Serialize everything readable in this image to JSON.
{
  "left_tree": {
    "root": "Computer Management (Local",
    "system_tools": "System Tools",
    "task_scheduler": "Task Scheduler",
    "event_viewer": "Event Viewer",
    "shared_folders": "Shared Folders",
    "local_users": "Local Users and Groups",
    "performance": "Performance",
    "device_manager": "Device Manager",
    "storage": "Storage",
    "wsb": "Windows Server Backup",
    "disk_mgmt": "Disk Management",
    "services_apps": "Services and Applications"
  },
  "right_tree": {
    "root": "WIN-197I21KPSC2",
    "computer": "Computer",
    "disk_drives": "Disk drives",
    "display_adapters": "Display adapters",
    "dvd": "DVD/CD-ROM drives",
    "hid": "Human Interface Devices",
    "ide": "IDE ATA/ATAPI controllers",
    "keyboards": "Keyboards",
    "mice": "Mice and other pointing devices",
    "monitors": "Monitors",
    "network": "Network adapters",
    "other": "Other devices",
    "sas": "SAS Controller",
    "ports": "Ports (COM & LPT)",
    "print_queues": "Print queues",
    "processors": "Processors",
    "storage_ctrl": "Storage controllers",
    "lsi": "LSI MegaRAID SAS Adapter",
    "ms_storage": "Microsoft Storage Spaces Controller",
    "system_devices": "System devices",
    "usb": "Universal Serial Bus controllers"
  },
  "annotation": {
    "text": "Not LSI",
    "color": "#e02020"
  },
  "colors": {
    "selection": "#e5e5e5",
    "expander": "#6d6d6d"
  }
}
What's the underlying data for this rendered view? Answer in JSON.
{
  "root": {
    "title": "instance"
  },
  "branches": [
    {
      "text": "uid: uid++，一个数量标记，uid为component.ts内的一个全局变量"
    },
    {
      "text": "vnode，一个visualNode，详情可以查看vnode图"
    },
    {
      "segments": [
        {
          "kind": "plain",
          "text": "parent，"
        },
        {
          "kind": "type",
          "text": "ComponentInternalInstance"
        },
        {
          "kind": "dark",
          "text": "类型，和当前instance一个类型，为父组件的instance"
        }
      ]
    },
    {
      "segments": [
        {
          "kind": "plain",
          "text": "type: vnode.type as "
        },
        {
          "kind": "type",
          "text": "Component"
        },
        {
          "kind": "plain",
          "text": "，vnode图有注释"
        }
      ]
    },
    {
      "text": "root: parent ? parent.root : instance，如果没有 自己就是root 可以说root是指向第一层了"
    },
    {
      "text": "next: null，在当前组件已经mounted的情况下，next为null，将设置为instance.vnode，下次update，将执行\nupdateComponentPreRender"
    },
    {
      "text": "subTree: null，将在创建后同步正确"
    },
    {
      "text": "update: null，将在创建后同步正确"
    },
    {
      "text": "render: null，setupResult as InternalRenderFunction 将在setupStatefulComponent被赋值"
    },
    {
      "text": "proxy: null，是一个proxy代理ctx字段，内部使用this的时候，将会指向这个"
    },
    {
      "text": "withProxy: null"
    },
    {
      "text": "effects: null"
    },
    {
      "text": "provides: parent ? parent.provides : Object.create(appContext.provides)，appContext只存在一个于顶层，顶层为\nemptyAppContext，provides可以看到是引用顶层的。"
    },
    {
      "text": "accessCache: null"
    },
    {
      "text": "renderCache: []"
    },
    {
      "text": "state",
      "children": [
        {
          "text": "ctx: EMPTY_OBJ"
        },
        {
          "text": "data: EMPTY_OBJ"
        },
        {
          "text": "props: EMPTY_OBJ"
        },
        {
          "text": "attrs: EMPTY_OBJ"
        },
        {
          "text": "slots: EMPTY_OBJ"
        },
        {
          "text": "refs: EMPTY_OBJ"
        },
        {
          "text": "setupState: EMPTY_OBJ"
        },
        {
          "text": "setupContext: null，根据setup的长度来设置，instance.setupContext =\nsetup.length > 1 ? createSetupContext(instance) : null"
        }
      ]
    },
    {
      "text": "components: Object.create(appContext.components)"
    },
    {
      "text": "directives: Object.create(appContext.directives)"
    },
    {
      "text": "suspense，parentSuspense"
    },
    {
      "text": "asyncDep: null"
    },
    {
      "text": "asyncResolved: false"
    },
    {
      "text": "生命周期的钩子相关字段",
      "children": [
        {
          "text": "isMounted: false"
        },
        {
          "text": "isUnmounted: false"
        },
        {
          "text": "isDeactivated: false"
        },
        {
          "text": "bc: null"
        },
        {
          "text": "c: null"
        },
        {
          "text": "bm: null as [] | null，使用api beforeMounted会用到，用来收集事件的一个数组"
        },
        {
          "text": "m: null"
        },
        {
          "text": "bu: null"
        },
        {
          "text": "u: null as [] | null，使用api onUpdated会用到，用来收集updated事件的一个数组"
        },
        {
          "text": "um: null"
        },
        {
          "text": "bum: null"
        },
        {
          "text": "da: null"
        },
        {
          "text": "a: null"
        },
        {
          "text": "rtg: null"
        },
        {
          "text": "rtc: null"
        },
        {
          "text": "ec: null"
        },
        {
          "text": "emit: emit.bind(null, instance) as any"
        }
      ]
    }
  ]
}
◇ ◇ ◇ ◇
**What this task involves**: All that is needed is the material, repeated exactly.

**Answer for the task**:
Serialize everything readable in this image to JSON.
{
  "left_tree": {
    "root": "Computer Management (Local",
    "system_tools": "System Tools",
    "task_scheduler": "Task Scheduler",
    "event_viewer": "Event Viewer",
    "shared_folders": "Shared Folders",
    "local_users": "Local Users and Groups",
    "performance": "Performance",
    "device_manager": "Device Manager",
    "storage": "Storage",
    "wsb": "Windows Server Backup",
    "disk_mgmt": "Disk Management",
    "services_apps": "Services and Applications"
  },
  "right_tree": {
    "root": "WIN-197I21KPSC2",
    "computer": "Computer",
    "disk_drives": "Disk drives",
    "display_adapters": "Display adapters",
    "dvd": "DVD/CD-ROM drives",
    "hid": "Human Interface Devices",
    "ide": "IDE ATA/ATAPI controllers",
    "keyboards": "Keyboards",
    "mice": "Mice and other pointing devices",
    "monitors": "Monitors",
    "network": "Network adapters",
    "other": "Other devices",
    "sas": "SAS Controller",
    "ports": "Ports (COM & LPT)",
    "print_queues": "Print queues",
    "processors": "Processors",
    "storage_ctrl": "Storage controllers",
    "lsi": "LSI MegaRAID SAS Adapter",
    "ms_storage": "Microsoft Storage Spaces Controller",
    "system_devices": "System devices",
    "usb": "Universal Serial Bus controllers"
  },
  "annotation": {
    "text": "Not LSI",
    "color": "#e02020"
  },
  "colors": {
    "selection": "#e5e5e5",
    "expander": "#6d6d6d"
  }
}
What's the underlying data for this rendered view? Answer in JSON.
{
  "root": {
    "title": "instance"
  },
  "branches": [
    {
      "text": "uid: uid++，一个数量标记，uid为component.ts内的一个全局变量"
    },
    {
      "text": "vnode，一个visualNode，详情可以查看vnode图"
    },
    {
      "segments": [
        {
          "kind": "plain",
          "text": "parent，"
        },
        {
          "kind": "type",
          "text": "ComponentInternalInstance"
        },
        {
          "kind": "dark",
          "text": "类型，和当前instance一个类型，为父组件的instance"
        }
      ]
    },
    {
      "segments": [
        {
          "kind": "plain",
          "text": "type: vnode.type as "
        },
        {
          "kind": "type",
          "text": "Component"
        },
        {
          "kind": "plain",
          "text": "，vnode图有注释"
        }
      ]
    },
    {
      "text": "root: parent ? parent.root : instance，如果没有 自己就是root 可以说root是指向第一层了"
    },
    {
      "text": "next: null，在当前组件已经mounted的情况下，next为null，将设置为instance.vnode，下次update，将执行\nupdateComponentPreRender"
    },
    {
      "text": "subTree: null，将在创建后同步正确"
    },
    {
      "text": "update: null，将在创建后同步正确"
    },
    {
      "text": "render: null，setupResult as InternalRenderFunction 将在setupStatefulComponent被赋值"
    },
    {
      "text": "proxy: null，是一个proxy代理ctx字段，内部使用this的时候，将会指向这个"
    },
    {
      "text": "withProxy: null"
    },
    {
      "text": "effects: null"
    },
    {
      "text": "provides: parent ? parent.provides : Object.create(appContext.provides)，appContext只存在一个于顶层，顶层为\nemptyAppContext，provides可以看到是引用顶层的。"
    },
    {
      "text": "accessCache: null"
    },
    {
      "text": "renderCache: []"
    },
    {
      "text": "state",
      "children": [
        {
          "text": "ctx: EMPTY_OBJ"
        },
        {
          "text": "data: EMPTY_OBJ"
        },
        {
          "text": "props: EMPTY_OBJ"
        },
        {
          "text": "attrs: EMPTY_OBJ"
        },
        {
          "text": "slots: EMPTY_OBJ"
        },
        {
          "text": "refs: EMPTY_OBJ"
        },
        {
          "text": "setupState: EMPTY_OBJ"
        },
        {
          "text": "setupContext: null，根据setup的长度来设置，instance.setupContext =\nsetup.length > 1 ? createSetupContext(instance) : null"
        }
      ]
    },
    {
      "text": "components: Object.create(appContext.components)"
    },
    {
      "text": "directives: Object.create(appContext.directives)"
    },
    {
      "text": "suspense，parentSuspense"
    },
    {
      "text": "asyncDep: null"
    },
    {
      "text": "asyncResolved: false"
    },
    {
      "text": "生命周期的钩子相关字段",
      "children": [
        {
          "text": "isMounted: false"
        },
        {
          "text": "isUnmounted: false"
        },
        {
          "text": "isDeactivated: false"
        },
        {
          "text": "bc: null"
        },
        {
          "text": "c: null"
        },
        {
          "text": "bm: null as [] | null，使用api beforeMounted会用到，用来收集事件的一个数组"
        },
        {
          "text": "m: null"
        },
        {
          "text": "bu: null"
        },
        {
          "text": "u: null as [] | null，使用api onUpdated会用到，用来收集updated事件的一个数组"
        },
        {
          "text": "um: null"
        },
        {
          "text": "bum: null"
        },
        {
          "text": "da: null"
        },
        {
          "text": "a: null"
        },
        {
          "text": "rtg: null"
        },
        {
          "text": "rtc: null"
        },
        {
          "text": "ec: null"
        },
        {
          "text": "emit: emit.bind(null, instance) as any"
        }
      ]
    }
  ]
}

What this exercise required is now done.